→ **TASK INSTRUCTIONS**
Copy out the entries word for word, leaving images aside.

(Entries from a dataset of interfaces)
- - - -

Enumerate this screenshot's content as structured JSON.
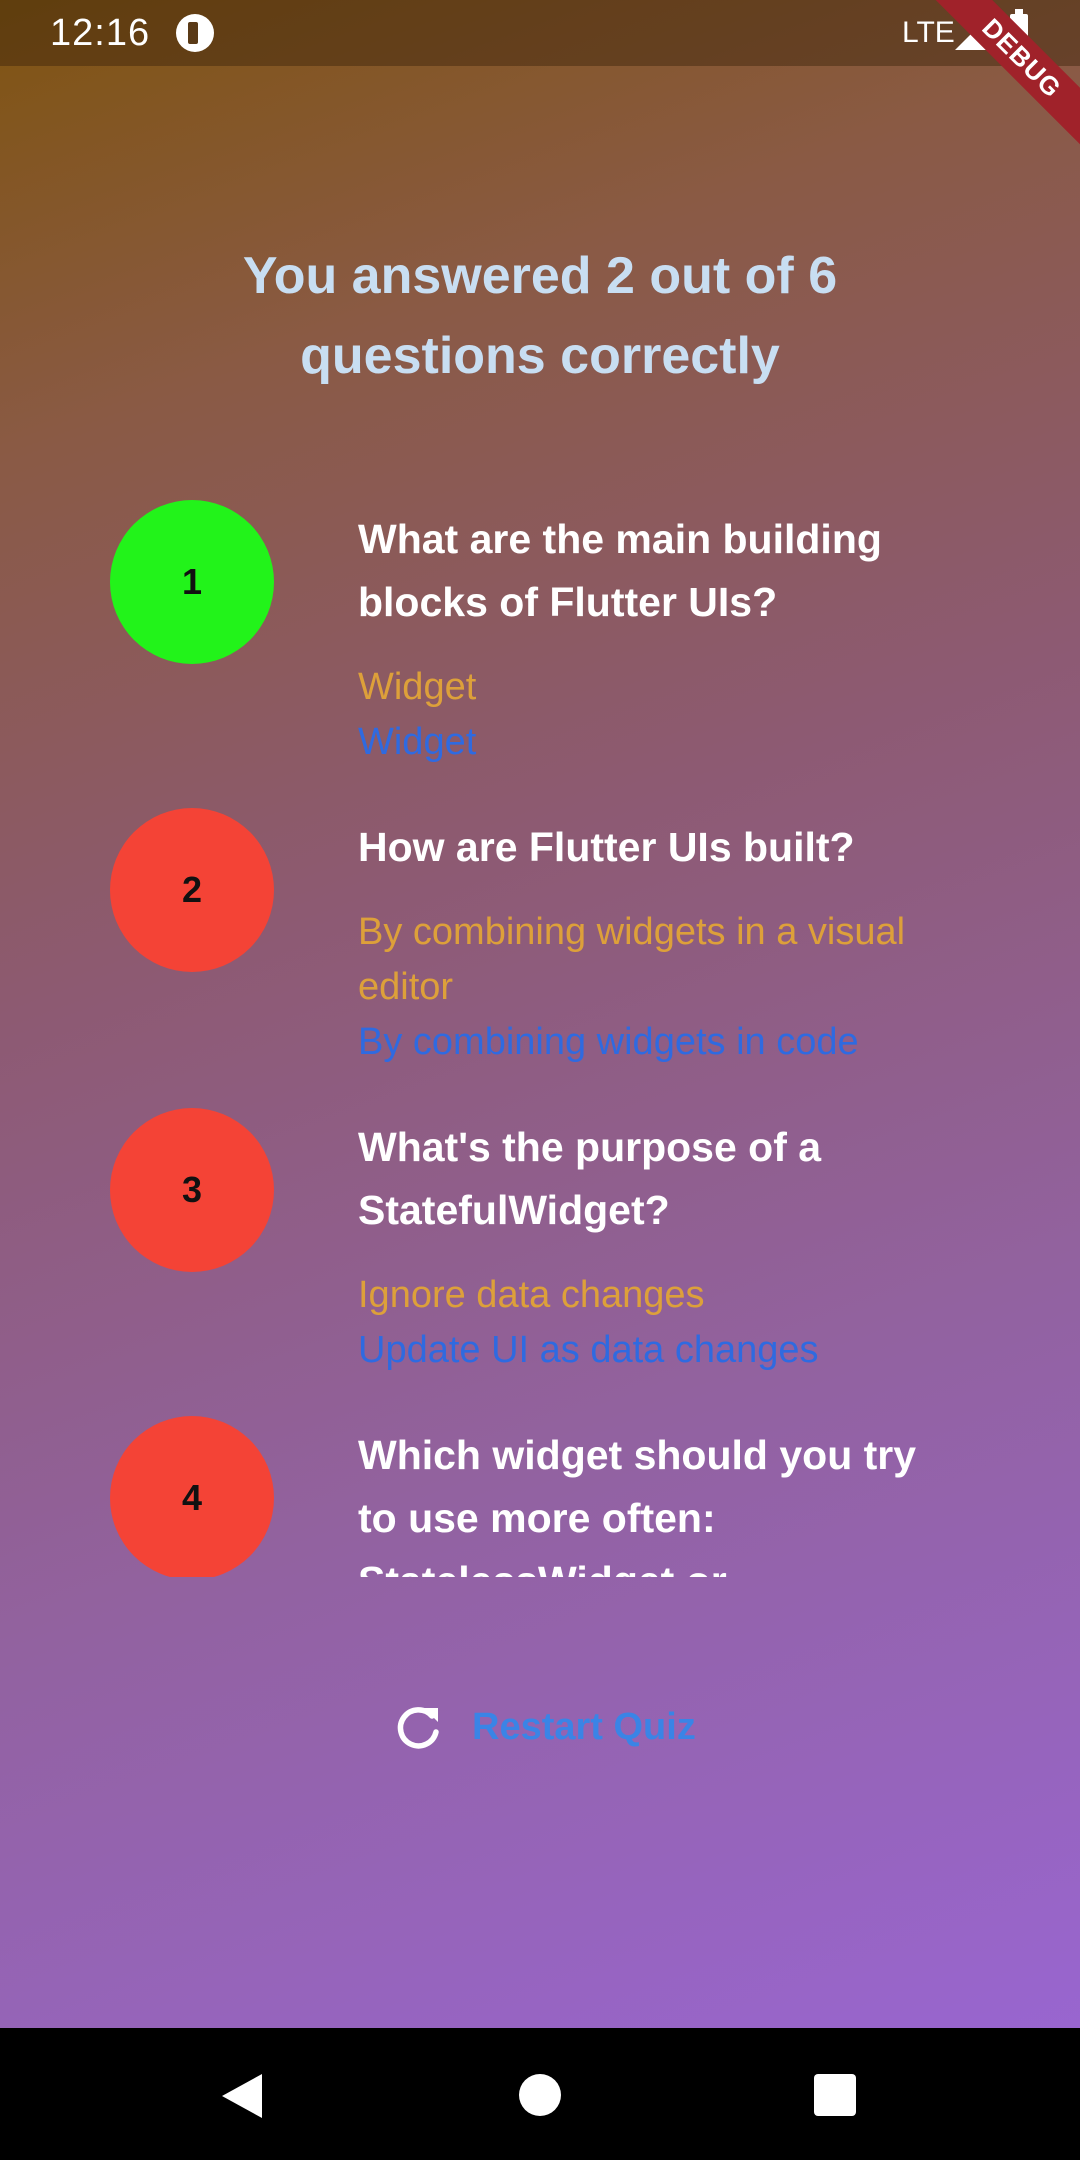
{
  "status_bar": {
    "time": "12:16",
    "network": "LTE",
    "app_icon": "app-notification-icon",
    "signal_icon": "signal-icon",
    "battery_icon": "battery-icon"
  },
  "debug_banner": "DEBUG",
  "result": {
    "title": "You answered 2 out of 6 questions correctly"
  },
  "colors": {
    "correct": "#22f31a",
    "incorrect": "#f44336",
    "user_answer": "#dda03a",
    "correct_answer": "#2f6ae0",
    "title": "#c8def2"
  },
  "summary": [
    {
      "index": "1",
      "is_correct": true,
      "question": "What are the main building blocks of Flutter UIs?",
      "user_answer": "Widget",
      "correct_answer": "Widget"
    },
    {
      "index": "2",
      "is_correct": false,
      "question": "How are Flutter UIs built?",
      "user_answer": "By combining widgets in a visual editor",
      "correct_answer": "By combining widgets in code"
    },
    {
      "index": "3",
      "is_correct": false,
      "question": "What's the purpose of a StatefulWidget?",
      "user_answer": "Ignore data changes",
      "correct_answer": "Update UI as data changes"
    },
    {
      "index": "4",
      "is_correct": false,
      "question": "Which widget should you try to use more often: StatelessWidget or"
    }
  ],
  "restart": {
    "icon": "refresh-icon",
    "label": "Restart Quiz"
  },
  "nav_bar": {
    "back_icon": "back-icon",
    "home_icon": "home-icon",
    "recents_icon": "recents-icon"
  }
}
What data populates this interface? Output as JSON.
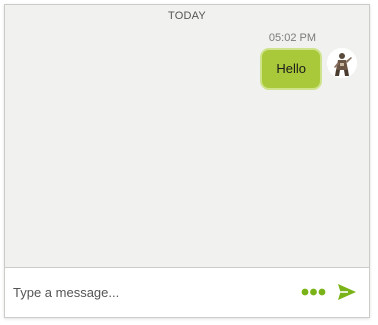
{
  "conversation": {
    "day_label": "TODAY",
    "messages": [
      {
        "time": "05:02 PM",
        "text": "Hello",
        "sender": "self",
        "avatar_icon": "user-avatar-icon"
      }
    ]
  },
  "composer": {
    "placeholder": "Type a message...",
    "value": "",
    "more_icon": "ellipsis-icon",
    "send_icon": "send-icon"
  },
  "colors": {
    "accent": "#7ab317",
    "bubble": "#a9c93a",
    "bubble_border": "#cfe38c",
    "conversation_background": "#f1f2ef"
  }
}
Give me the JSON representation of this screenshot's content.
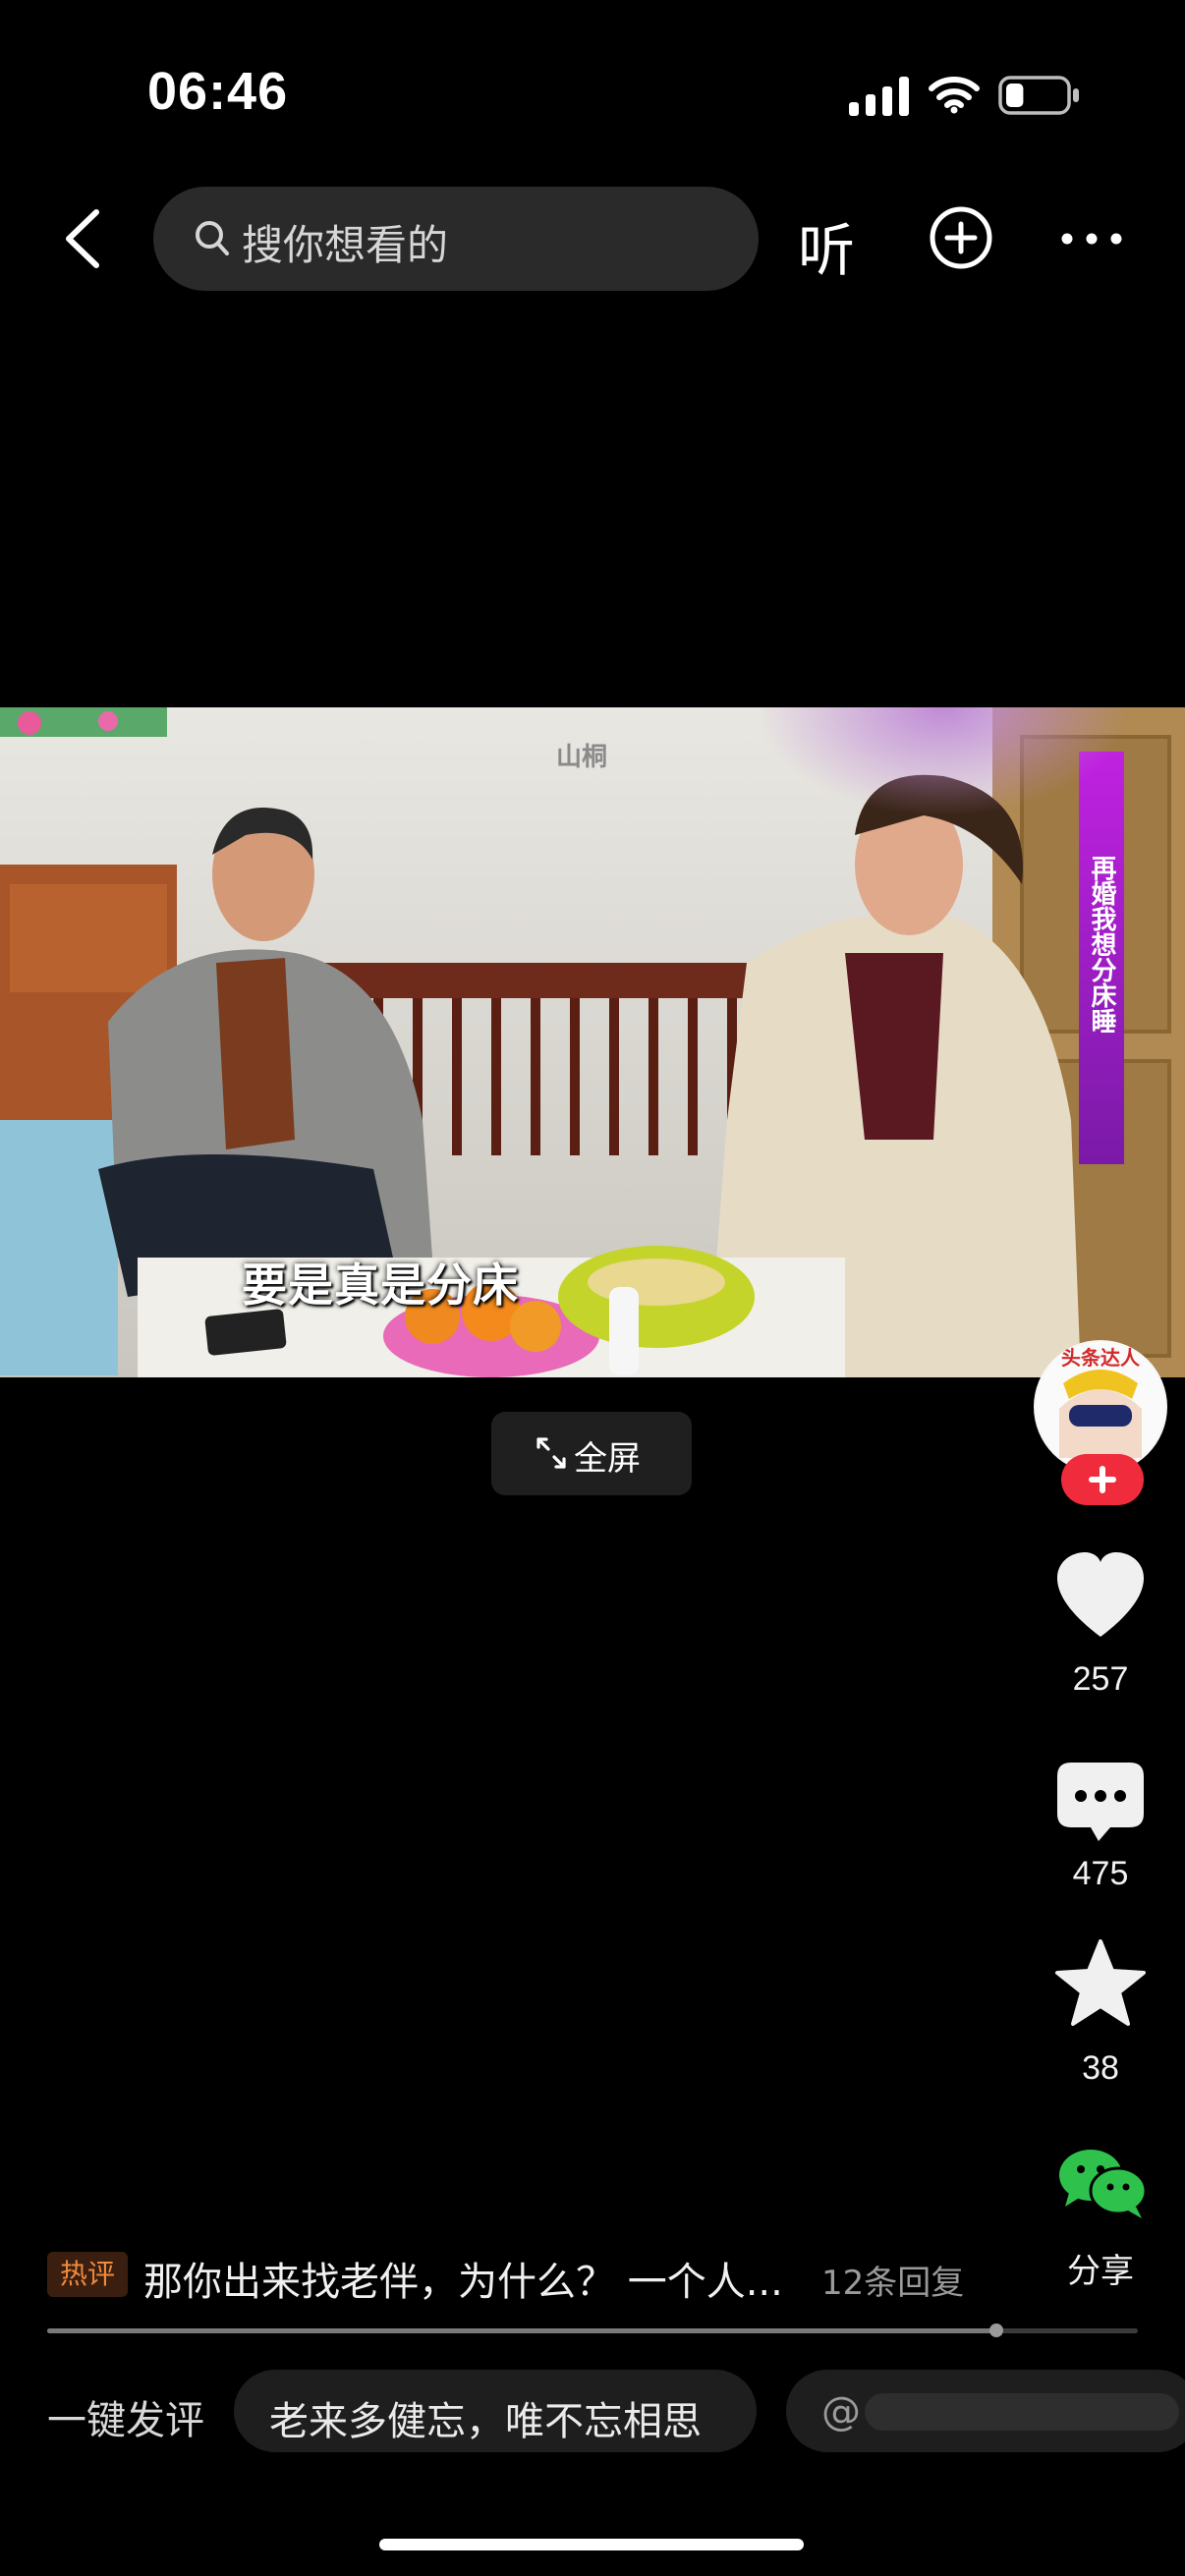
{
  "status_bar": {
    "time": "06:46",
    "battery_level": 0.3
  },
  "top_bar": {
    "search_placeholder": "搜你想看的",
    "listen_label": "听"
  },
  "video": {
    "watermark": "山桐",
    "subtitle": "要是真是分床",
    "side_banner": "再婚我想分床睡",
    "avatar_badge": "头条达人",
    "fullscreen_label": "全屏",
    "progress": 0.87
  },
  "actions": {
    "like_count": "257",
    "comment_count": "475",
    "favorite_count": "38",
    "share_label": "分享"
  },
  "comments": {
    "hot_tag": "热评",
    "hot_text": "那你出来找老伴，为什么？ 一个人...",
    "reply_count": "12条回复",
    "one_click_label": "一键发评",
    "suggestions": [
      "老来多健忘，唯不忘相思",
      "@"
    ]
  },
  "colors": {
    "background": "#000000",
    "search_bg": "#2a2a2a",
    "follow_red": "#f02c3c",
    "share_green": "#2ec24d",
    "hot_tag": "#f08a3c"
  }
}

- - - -

→ **WRITTEN SOLUTION**
Enumerate this screenshot's content as structured JSON.
{
  "status_bar": {
    "time": "12:16",
    "network": "LTE",
    "app_icon": "app-notification-icon",
    "signal_icon": "signal-icon",
    "battery_icon": "battery-icon"
  },
  "debug_banner": "DEBUG",
  "result": {
    "title": "You answered 2 out of 6 questions correctly"
  },
  "colors": {
    "correct": "#22f31a",
    "incorrect": "#f44336",
    "user_answer": "#dda03a",
    "correct_answer": "#2f6ae0",
    "title": "#c8def2"
  },
  "summary": [
    {
      "index": "1",
      "is_correct": true,
      "question": "What are the main building blocks of Flutter UIs?",
      "user_answer": "Widget",
      "correct_answer": "Widget"
    },
    {
      "index": "2",
      "is_correct": false,
      "question": "How are Flutter UIs built?",
      "user_answer": "By combining widgets in a visual editor",
      "correct_answer": "By combining widgets in code"
    },
    {
      "index": "3",
      "is_correct": false,
      "question": "What's the purpose of a StatefulWidget?",
      "user_answer": "Ignore data changes",
      "correct_answer": "Update UI as data changes"
    },
    {
      "index": "4",
      "is_correct": false,
      "question": "Which widget should you try to use more often: StatelessWidget or"
    }
  ],
  "restart": {
    "icon": "refresh-icon",
    "label": "Restart Quiz"
  },
  "nav_bar": {
    "back_icon": "back-icon",
    "home_icon": "home-icon",
    "recents_icon": "recents-icon"
  }
}
What data populates this interface? Output as JSON.
{
  "conversation": {
    "day_label": "TODAY",
    "messages": [
      {
        "time": "05:02 PM",
        "text": "Hello",
        "sender": "self",
        "avatar_icon": "user-avatar-icon"
      }
    ]
  },
  "composer": {
    "placeholder": "Type a message...",
    "value": "",
    "more_icon": "ellipsis-icon",
    "send_icon": "send-icon"
  },
  "colors": {
    "accent": "#7ab317",
    "bubble": "#a9c93a",
    "bubble_border": "#cfe38c",
    "conversation_background": "#f1f2ef"
  }
}
Give me the JSON representation of this screenshot's content.
{
  "status_bar": {
    "time": "06:46",
    "battery_level": 0.3
  },
  "top_bar": {
    "search_placeholder": "搜你想看的",
    "listen_label": "听"
  },
  "video": {
    "watermark": "山桐",
    "subtitle": "要是真是分床",
    "side_banner": "再婚我想分床睡",
    "avatar_badge": "头条达人",
    "fullscreen_label": "全屏",
    "progress": 0.87
  },
  "actions": {
    "like_count": "257",
    "comment_count": "475",
    "favorite_count": "38",
    "share_label": "分享"
  },
  "comments": {
    "hot_tag": "热评",
    "hot_text": "那你出来找老伴，为什么？ 一个人...",
    "reply_count": "12条回复",
    "one_click_label": "一键发评",
    "suggestions": [
      "老来多健忘，唯不忘相思",
      "@"
    ]
  },
  "colors": {
    "background": "#000000",
    "search_bg": "#2a2a2a",
    "follow_red": "#f02c3c",
    "share_green": "#2ec24d",
    "hot_tag": "#f08a3c"
  }
}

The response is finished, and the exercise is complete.